**What this task involves**: The whole listing needs to be restated word for word.

┄┄┄┄┄┄┄┄┄┄

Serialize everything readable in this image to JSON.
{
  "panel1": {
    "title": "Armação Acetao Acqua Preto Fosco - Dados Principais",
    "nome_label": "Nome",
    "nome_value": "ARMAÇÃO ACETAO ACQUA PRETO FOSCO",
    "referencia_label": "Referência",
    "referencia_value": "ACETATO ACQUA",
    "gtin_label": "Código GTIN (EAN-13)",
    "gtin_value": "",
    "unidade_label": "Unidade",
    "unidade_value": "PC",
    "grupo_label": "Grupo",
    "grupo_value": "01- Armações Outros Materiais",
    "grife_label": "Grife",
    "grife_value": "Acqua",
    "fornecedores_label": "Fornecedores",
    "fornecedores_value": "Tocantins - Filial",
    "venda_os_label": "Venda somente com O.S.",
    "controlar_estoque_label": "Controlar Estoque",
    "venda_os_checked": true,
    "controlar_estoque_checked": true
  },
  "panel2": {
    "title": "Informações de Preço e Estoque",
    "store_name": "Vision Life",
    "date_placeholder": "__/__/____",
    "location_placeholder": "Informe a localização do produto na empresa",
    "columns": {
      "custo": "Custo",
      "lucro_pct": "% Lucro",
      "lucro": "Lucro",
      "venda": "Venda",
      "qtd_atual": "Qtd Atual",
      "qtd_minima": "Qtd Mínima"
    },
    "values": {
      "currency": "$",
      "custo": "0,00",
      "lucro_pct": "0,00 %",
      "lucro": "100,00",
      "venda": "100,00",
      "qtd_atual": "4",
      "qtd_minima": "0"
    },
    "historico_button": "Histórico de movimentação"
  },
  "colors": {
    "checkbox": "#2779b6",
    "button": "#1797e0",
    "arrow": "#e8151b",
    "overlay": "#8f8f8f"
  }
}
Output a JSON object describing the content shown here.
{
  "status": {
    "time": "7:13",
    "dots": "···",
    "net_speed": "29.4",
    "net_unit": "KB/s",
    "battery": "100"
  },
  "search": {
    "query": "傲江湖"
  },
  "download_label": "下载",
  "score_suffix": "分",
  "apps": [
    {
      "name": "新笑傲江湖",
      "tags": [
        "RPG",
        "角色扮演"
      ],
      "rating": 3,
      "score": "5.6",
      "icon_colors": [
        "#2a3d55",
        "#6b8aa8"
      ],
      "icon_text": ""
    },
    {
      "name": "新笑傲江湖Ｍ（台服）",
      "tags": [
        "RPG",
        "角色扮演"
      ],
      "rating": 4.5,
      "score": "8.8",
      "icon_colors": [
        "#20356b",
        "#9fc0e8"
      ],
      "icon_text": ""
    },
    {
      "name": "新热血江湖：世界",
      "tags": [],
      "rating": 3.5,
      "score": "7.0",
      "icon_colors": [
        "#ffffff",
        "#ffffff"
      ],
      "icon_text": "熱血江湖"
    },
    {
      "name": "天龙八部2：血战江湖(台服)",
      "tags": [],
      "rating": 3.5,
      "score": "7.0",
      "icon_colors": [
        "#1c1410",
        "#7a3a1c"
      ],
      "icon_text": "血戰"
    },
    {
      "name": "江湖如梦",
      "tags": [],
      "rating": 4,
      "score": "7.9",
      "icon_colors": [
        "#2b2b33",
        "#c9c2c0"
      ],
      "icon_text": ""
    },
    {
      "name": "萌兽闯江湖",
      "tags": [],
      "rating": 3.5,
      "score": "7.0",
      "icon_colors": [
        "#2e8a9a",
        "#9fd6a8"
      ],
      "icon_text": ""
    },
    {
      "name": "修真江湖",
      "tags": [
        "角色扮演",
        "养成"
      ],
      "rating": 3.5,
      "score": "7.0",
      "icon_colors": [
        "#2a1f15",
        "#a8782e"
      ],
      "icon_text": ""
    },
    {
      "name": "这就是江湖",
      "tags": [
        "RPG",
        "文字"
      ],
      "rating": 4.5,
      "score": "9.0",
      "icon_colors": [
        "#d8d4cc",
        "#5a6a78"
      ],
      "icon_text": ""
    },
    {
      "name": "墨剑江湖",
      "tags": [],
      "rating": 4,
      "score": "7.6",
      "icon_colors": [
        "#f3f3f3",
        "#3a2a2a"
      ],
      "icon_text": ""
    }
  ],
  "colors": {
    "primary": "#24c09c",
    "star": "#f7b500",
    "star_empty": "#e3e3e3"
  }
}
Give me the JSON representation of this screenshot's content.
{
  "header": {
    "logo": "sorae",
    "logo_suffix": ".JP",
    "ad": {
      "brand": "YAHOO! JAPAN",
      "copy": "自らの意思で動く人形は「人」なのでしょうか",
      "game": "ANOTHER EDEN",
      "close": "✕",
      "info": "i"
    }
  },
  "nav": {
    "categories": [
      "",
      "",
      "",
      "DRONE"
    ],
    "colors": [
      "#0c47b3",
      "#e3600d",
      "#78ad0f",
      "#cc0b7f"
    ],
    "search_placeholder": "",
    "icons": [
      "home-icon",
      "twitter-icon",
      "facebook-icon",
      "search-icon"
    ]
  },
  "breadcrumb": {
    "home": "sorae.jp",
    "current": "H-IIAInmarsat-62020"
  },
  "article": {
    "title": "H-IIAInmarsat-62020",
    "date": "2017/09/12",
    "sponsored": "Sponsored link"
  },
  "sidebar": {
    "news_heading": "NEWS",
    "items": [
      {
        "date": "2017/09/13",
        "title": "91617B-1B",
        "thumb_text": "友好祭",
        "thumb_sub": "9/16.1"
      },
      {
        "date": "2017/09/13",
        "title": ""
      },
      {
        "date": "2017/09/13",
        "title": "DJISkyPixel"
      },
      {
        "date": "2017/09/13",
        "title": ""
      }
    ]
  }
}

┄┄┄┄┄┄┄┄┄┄

**Your response**:
Serialize everything readable in this image to JSON.
{
  "panel1": {
    "title": "Armação Acetao Acqua Preto Fosco - Dados Principais",
    "nome_label": "Nome",
    "nome_value": "ARMAÇÃO ACETAO ACQUA PRETO FOSCO",
    "referencia_label": "Referência",
    "referencia_value": "ACETATO ACQUA",
    "gtin_label": "Código GTIN (EAN-13)",
    "gtin_value": "",
    "unidade_label": "Unidade",
    "unidade_value": "PC",
    "grupo_label": "Grupo",
    "grupo_value": "01- Armações Outros Materiais",
    "grife_label": "Grife",
    "grife_value": "Acqua",
    "fornecedores_label": "Fornecedores",
    "fornecedores_value": "Tocantins - Filial",
    "venda_os_label": "Venda somente com O.S.",
    "controlar_estoque_label": "Controlar Estoque",
    "venda_os_checked": true,
    "controlar_estoque_checked": true
  },
  "panel2": {
    "title": "Informações de Preço e Estoque",
    "store_name": "Vision Life",
    "date_placeholder": "__/__/____",
    "location_placeholder": "Informe a localização do produto na empresa",
    "columns": {
      "custo": "Custo",
      "lucro_pct": "% Lucro",
      "lucro": "Lucro",
      "venda": "Venda",
      "qtd_atual": "Qtd Atual",
      "qtd_minima": "Qtd Mínima"
    },
    "values": {
      "currency": "$",
      "custo": "0,00",
      "lucro_pct": "0,00 %",
      "lucro": "100,00",
      "venda": "100,00",
      "qtd_atual": "4",
      "qtd_minima": "0"
    },
    "historico_button": "Histórico de movimentação"
  },
  "colors": {
    "checkbox": "#2779b6",
    "button": "#1797e0",
    "arrow": "#e8151b",
    "overlay": "#8f8f8f"
  }
}
Output a JSON object describing the content shown here.
{
  "status": {
    "time": "7:13",
    "dots": "···",
    "net_speed": "29.4",
    "net_unit": "KB/s",
    "battery": "100"
  },
  "search": {
    "query": "傲江湖"
  },
  "download_label": "下载",
  "score_suffix": "分",
  "apps": [
    {
      "name": "新笑傲江湖",
      "tags": [
        "RPG",
        "角色扮演"
      ],
      "rating": 3,
      "score": "5.6",
      "icon_colors": [
        "#2a3d55",
        "#6b8aa8"
      ],
      "icon_text": ""
    },
    {
      "name": "新笑傲江湖Ｍ（台服）",
      "tags": [
        "RPG",
        "角色扮演"
      ],
      "rating": 4.5,
      "score": "8.8",
      "icon_colors": [
        "#20356b",
        "#9fc0e8"
      ],
      "icon_text": ""
    },
    {
      "name": "新热血江湖：世界",
      "tags": [],
      "rating": 3.5,
      "score": "7.0",
      "icon_colors": [
        "#ffffff",
        "#ffffff"
      ],
      "icon_text": "熱血江湖"
    },
    {
      "name": "天龙八部2：血战江湖(台服)",
      "tags": [],
      "rating": 3.5,
      "score": "7.0",
      "icon_colors": [
        "#1c1410",
        "#7a3a1c"
      ],
      "icon_text": "血戰"
    },
    {
      "name": "江湖如梦",
      "tags": [],
      "rating": 4,
      "score": "7.9",
      "icon_colors": [
        "#2b2b33",
        "#c9c2c0"
      ],
      "icon_text": ""
    },
    {
      "name": "萌兽闯江湖",
      "tags": [],
      "rating": 3.5,
      "score": "7.0",
      "icon_colors": [
        "#2e8a9a",
        "#9fd6a8"
      ],
      "icon_text": ""
    },
    {
      "name": "修真江湖",
      "tags": [
        "角色扮演",
        "养成"
      ],
      "rating": 3.5,
      "score": "7.0",
      "icon_colors": [
        "#2a1f15",
        "#a8782e"
      ],
      "icon_text": ""
    },
    {
      "name": "这就是江湖",
      "tags": [
        "RPG",
        "文字"
      ],
      "rating": 4.5,
      "score": "9.0",
      "icon_colors": [
        "#d8d4cc",
        "#5a6a78"
      ],
      "icon_text": ""
    },
    {
      "name": "墨剑江湖",
      "tags": [],
      "rating": 4,
      "score": "7.6",
      "icon_colors": [
        "#f3f3f3",
        "#3a2a2a"
      ],
      "icon_text": ""
    }
  ],
  "colors": {
    "primary": "#24c09c",
    "star": "#f7b500",
    "star_empty": "#e3e3e3"
  }
}
Give me the JSON representation of this screenshot's content.
{
  "header": {
    "logo": "sorae",
    "logo_suffix": ".JP",
    "ad": {
      "brand": "YAHOO! JAPAN",
      "copy": "自らの意思で動く人形は「人」なのでしょうか",
      "game": "ANOTHER EDEN",
      "close": "✕",
      "info": "i"
    }
  },
  "nav": {
    "categories": [
      "",
      "",
      "",
      "DRONE"
    ],
    "colors": [
      "#0c47b3",
      "#e3600d",
      "#78ad0f",
      "#cc0b7f"
    ],
    "search_placeholder": "",
    "icons": [
      "home-icon",
      "twitter-icon",
      "facebook-icon",
      "search-icon"
    ]
  },
  "breadcrumb": {
    "home": "sorae.jp",
    "current": "H-IIAInmarsat-62020"
  },
  "article": {
    "title": "H-IIAInmarsat-62020",
    "date": "2017/09/12",
    "sponsored": "Sponsored link"
  },
  "sidebar": {
    "news_heading": "NEWS",
    "items": [
      {
        "date": "2017/09/13",
        "title": "91617B-1B",
        "thumb_text": "友好祭",
        "thumb_sub": "9/16.1"
      },
      {
        "date": "2017/09/13",
        "title": ""
      },
      {
        "date": "2017/09/13",
        "title": "DJISkyPixel"
      },
      {
        "date": "2017/09/13",
        "title": ""
      }
    ]
  }
}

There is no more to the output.